This is a tough one to write. Sometimes we have bad outcomes and we second-guess ourselves, but the reality is that these things happen and the best thing to do is to try to learn from them.
On the evening of March 15th (beware the ides of March, indeed), I examined May closely. She still had ligaments and her udder wasn’t noticeably different from the day before. I made the regrettable choice to leave her with her herd for the rest of the night. While cold, the weather would not be bitter and the sky would stay clear. I did not want to stress her unnecessarily by separating her prematurely. She was 150 days. I had been sure she would deliver earlier in the week during a blizzard that would wind up breaking several records.
The following morning, I checked on May and noticed that her udder was much larger. I was excited because I knew kidding would be soon. I inspected her rear end and my heart sank when I noticed a smear of blood. I quickly checked inside the polydome and found a large dead buckling. No attempt had been made to clean or dry him. There was no placenta and May’s U/S showed twins, so I “bumped” her belly to check for more kids. I did not feel any. I suspect she ate the placenta. I brought May into the kidding stall to give her some rest, grain, and molasses water.

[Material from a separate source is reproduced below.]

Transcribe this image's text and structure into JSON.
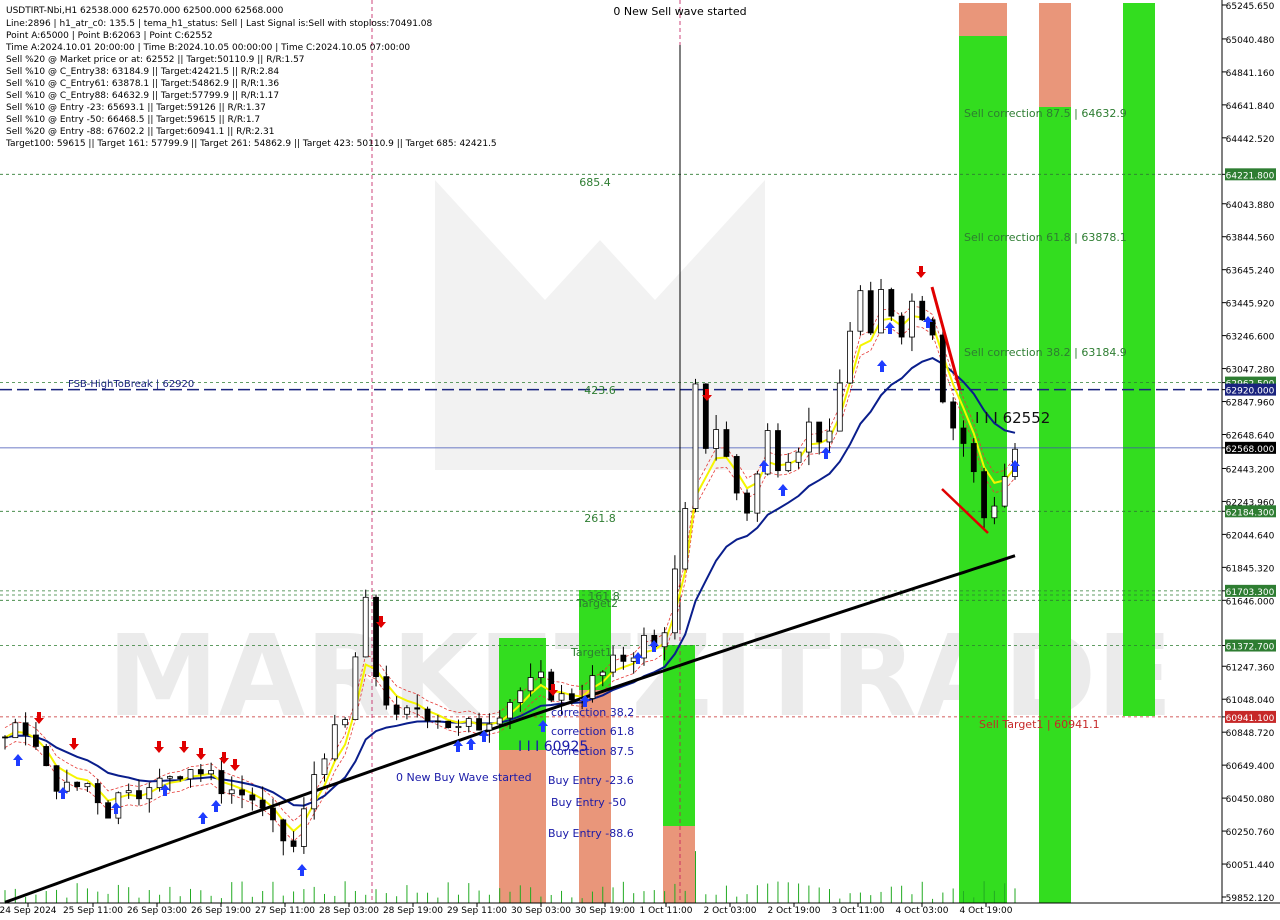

In hindsight, I suspect the kid was not born alive. May is historically a good mother, with 4 successful deliveries behind her. For her to not clean off the baby at all is a sign that either something was very wrong with him or he was already dead. She does not appear to be “looking” for or missing him today. My theory at this point is that our record-breaking blizzard was just stressful enough for May to lose the baby.